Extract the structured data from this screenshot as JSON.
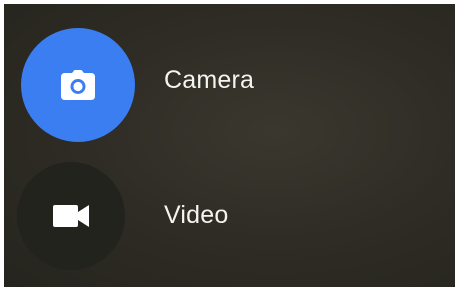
{
  "modes": [
    {
      "label": "Camera",
      "icon": "camera-icon",
      "selected": true,
      "circle_color": "#3a7ef2",
      "icon_color": "#ffffff"
    },
    {
      "label": "Video",
      "icon": "videocam-icon",
      "selected": false,
      "circle_color": "#23231d",
      "icon_color": "#ffffff"
    }
  ],
  "colors": {
    "background": "#2f2d25",
    "label_text": "#f4f4f0"
  }
}
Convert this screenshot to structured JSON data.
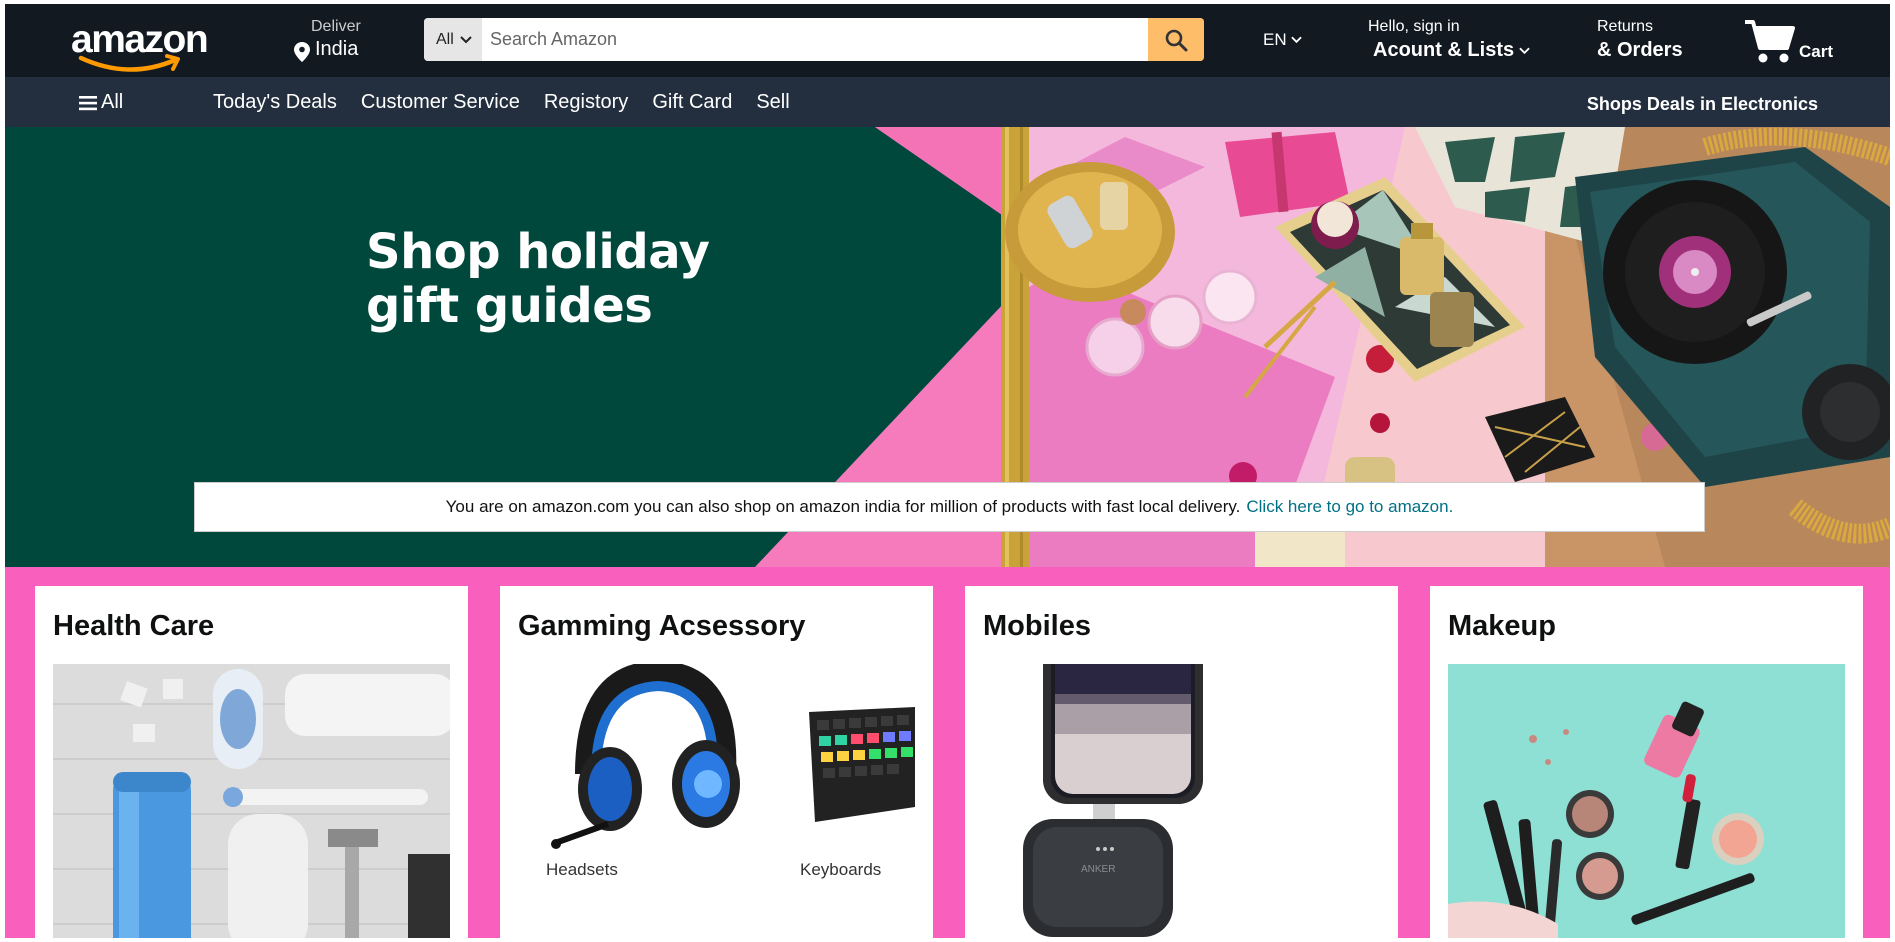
{
  "header": {
    "logo_text": "amazon",
    "deliver_label": "Deliver",
    "deliver_location": "India",
    "search_category": "All",
    "search_placeholder": "Search Amazon",
    "language": "EN",
    "account_greeting": "Hello, sign in",
    "account_label": "Acount & Lists",
    "returns_label": "Returns",
    "orders_label": "& Orders",
    "cart_label": "Cart"
  },
  "subnav": {
    "all_label": "All",
    "links": [
      "Today's Deals",
      "Customer Service",
      "Registory",
      "Gift Card",
      "Sell"
    ],
    "promo": "Shops Deals in Electronics"
  },
  "hero": {
    "title_line1": "Shop holiday",
    "title_line2": "gift guides",
    "notice_text": "You are on amazon.com you can also shop on amazon india for million of products with fast local delivery.",
    "notice_link": "Click here to go to amazon."
  },
  "cards": [
    {
      "title": "Health Care"
    },
    {
      "title": "Gamming Acsessory",
      "sub_items": [
        "Headsets",
        "Keyboards"
      ]
    },
    {
      "title": "Mobiles"
    },
    {
      "title": "Makeup"
    }
  ],
  "colors": {
    "nav_dark": "#131921",
    "nav_sub": "#232f3e",
    "search_button": "#febd69",
    "hero_green": "#00473c",
    "hero_pink": "#f57bbd",
    "cards_bg": "#f95fbc",
    "link": "#007185",
    "accent": "#ff9900"
  },
  "icons": [
    "location-pin-icon",
    "chevron-down-icon",
    "search-icon",
    "cart-icon",
    "hamburger-icon"
  ]
}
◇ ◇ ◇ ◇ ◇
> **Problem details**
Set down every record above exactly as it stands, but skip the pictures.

> **Task answer**
Extract the structured data from this screenshot as JSON.
{
  "modes": [
    {
      "label": "Camera",
      "icon": "camera-icon",
      "selected": true,
      "circle_color": "#3a7ef2",
      "icon_color": "#ffffff"
    },
    {
      "label": "Video",
      "icon": "videocam-icon",
      "selected": false,
      "circle_color": "#23231d",
      "icon_color": "#ffffff"
    }
  ],
  "colors": {
    "background": "#2f2d25",
    "label_text": "#f4f4f0"
  }
}
Convert this screenshot to structured JSON data.
{
  "header": {
    "logo_text": "amazon",
    "deliver_label": "Deliver",
    "deliver_location": "India",
    "search_category": "All",
    "search_placeholder": "Search Amazon",
    "language": "EN",
    "account_greeting": "Hello, sign in",
    "account_label": "Acount & Lists",
    "returns_label": "Returns",
    "orders_label": "& Orders",
    "cart_label": "Cart"
  },
  "subnav": {
    "all_label": "All",
    "links": [
      "Today's Deals",
      "Customer Service",
      "Registory",
      "Gift Card",
      "Sell"
    ],
    "promo": "Shops Deals in Electronics"
  },
  "hero": {
    "title_line1": "Shop holiday",
    "title_line2": "gift guides",
    "notice_text": "You are on amazon.com you can also shop on amazon india for million of products with fast local delivery.",
    "notice_link": "Click here to go to amazon."
  },
  "cards": [
    {
      "title": "Health Care"
    },
    {
      "title": "Gamming Acsessory",
      "sub_items": [
        "Headsets",
        "Keyboards"
      ]
    },
    {
      "title": "Mobiles"
    },
    {
      "title": "Makeup"
    }
  ],
  "colors": {
    "nav_dark": "#131921",
    "nav_sub": "#232f3e",
    "search_button": "#febd69",
    "hero_green": "#00473c",
    "hero_pink": "#f57bbd",
    "cards_bg": "#f95fbc",
    "link": "#007185",
    "accent": "#ff9900"
  },
  "icons": [
    "location-pin-icon",
    "chevron-down-icon",
    "search-icon",
    "cart-icon",
    "hamburger-icon"
  ]
}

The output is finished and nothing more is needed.